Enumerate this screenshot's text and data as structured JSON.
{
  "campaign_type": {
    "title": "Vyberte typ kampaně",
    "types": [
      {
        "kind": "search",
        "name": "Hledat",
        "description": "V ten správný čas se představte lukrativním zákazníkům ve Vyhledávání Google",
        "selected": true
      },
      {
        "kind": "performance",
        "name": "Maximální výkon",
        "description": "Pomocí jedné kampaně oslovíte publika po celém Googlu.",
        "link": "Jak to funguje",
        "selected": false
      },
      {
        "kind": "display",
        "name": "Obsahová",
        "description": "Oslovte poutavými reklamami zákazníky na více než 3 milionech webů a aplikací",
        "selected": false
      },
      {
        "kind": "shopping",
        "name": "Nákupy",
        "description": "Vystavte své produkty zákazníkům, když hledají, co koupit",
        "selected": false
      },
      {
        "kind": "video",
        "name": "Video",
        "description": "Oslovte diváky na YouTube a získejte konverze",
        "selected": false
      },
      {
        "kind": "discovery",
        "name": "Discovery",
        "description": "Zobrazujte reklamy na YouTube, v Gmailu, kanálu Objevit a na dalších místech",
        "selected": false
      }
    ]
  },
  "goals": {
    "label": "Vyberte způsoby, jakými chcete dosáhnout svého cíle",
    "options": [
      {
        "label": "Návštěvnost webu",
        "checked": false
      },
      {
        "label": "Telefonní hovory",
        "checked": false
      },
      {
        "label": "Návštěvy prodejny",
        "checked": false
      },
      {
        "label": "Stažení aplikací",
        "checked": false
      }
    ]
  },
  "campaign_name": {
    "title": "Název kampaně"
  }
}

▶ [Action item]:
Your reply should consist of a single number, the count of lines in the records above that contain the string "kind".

▶ [Result for this exercise]:
6